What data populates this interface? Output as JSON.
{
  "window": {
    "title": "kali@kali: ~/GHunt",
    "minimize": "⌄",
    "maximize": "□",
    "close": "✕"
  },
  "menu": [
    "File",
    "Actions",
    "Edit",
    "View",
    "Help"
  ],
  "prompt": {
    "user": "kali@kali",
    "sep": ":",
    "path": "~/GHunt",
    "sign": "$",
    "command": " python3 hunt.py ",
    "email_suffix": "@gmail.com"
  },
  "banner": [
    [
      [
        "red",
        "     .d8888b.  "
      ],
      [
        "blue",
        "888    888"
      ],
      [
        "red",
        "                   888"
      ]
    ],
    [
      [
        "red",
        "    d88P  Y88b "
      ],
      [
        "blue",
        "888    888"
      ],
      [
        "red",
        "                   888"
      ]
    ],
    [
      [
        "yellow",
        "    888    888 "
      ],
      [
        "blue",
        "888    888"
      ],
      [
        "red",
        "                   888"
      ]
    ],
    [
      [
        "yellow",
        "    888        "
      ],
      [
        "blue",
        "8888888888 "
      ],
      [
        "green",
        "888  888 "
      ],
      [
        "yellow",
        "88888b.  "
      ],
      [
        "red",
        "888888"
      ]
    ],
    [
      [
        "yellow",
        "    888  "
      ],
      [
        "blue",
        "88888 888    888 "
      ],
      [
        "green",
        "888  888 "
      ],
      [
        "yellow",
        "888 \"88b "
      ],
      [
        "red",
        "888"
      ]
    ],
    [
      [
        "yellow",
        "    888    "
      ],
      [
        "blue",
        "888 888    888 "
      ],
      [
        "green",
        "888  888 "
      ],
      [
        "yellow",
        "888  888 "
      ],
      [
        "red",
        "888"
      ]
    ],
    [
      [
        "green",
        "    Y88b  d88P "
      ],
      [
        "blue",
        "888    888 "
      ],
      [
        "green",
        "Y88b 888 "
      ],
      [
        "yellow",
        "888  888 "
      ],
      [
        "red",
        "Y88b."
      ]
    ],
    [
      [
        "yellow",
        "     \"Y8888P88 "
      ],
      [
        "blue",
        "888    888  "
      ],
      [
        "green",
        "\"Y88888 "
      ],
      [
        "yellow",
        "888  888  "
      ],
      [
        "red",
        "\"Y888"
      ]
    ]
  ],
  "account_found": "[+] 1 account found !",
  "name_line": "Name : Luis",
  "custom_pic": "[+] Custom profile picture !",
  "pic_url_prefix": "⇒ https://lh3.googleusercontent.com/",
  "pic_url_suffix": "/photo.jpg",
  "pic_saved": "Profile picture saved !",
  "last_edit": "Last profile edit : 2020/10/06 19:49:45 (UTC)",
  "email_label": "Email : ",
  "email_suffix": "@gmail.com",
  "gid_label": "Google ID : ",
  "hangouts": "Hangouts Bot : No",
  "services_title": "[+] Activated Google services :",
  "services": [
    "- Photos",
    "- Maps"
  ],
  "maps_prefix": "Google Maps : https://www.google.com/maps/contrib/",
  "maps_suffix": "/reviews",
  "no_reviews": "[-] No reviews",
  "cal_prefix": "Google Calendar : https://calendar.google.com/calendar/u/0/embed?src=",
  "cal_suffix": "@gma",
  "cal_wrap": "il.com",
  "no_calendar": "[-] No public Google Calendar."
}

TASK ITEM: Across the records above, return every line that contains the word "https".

SOLVED PROBLEM:
  "pic_url_prefix": "⇒ https://lh3.googleusercontent.com/",
  "maps_prefix": "Google Maps : https://www.google.com/maps/contrib/",
  "cal_prefix": "Google Calendar : https://calendar.google.com/calendar/u/0/embed?src=",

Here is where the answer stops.